Howell, fairly polished for a pitcher of his age, adds another left-hander to the rotation -- to go along with ace, Scott Kazmir. He looked ready to make the transition to the big-league level in March, why should anyone doubt him now? He had his fair share of troubles for the Bulls in April, but he pitched much better in May to lower his ERA to 3.96. In his time in Triple-A this season, he was 3-5 with 64 strikeouts and a WHIP of 1.26. Whether you agree with it or not, Howell, who came over to the Devil Rays in the deal which sent Joey Gathright to Kansas City before the trade deadline last summer, will make the start against his former team on Sunday afternoon. In a brief stint with the Devil Rays last season, he went 1-3 with a 5.10 ERA in eight starts. If Howell can carry over his success from March over to his debut on Sunday, he is going to be a pleasant surprise for Tampa Bay.
In another move, Jae Kuk Ryu was optioned to Durham where he will go back to being a starter for the Bulls. Ryu was 1-1 with a 5.06 ERA in 15 relief appearances in a limited role this season. He should make his first start for Durham at the beginning of next week. He now joins Hammel, Jeff Niemann, and Mitch Talbot in Durham’s starting rotation. Jon Switzer, who was also sent to Durham, was activated from the 60-day disabled list. He took Seo's spot on the 40-man roster.

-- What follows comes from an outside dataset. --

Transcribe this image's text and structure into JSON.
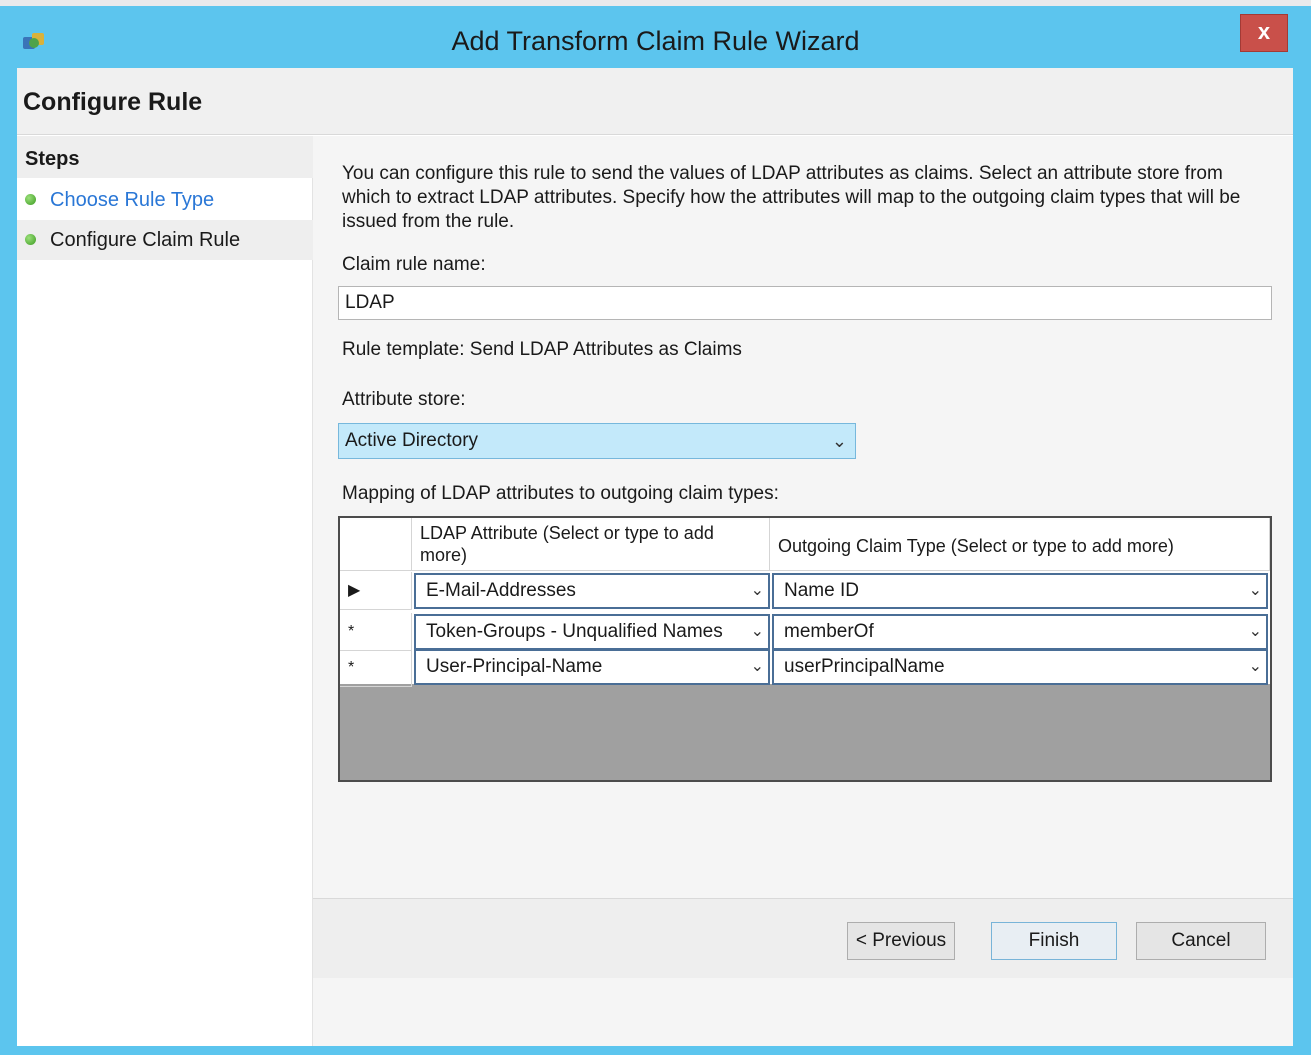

The departure of Seo and the addition of Howell and Sonnanstine is truly good news for an organization that needs a lot of it in the midst of the Elijah Dukes controversy. Heading into Saturday’s game against Kansas City, the Devil Rays were in last place in the American League East, 13 ½ games behind the division leading Boston Red Sox. I predict both of those numbers will change in the near future. Howell and Sonnanstine should have something to do with it. Both pitchers will have their ups and downs, but one thing is for sure: the Devil Rays are a much better team today than they were a week ago.